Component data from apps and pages
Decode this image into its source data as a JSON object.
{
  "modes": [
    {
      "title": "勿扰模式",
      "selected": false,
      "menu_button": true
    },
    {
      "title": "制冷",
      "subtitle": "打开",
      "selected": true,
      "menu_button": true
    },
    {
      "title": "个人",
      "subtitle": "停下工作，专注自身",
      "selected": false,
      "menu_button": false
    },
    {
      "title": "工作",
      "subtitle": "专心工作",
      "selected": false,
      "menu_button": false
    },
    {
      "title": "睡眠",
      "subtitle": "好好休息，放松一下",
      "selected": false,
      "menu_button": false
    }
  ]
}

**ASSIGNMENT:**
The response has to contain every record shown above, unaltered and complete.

**RESPONSE TO THIS TASK:**
Decode this image into its source data as a JSON object.
{
  "modes": [
    {
      "title": "勿扰模式",
      "selected": false,
      "menu_button": true
    },
    {
      "title": "制冷",
      "subtitle": "打开",
      "selected": true,
      "menu_button": true
    },
    {
      "title": "个人",
      "subtitle": "停下工作，专注自身",
      "selected": false,
      "menu_button": false
    },
    {
      "title": "工作",
      "subtitle": "专心工作",
      "selected": false,
      "menu_button": false
    },
    {
      "title": "睡眠",
      "subtitle": "好好休息，放松一下",
      "selected": false,
      "menu_button": false
    }
  ]
}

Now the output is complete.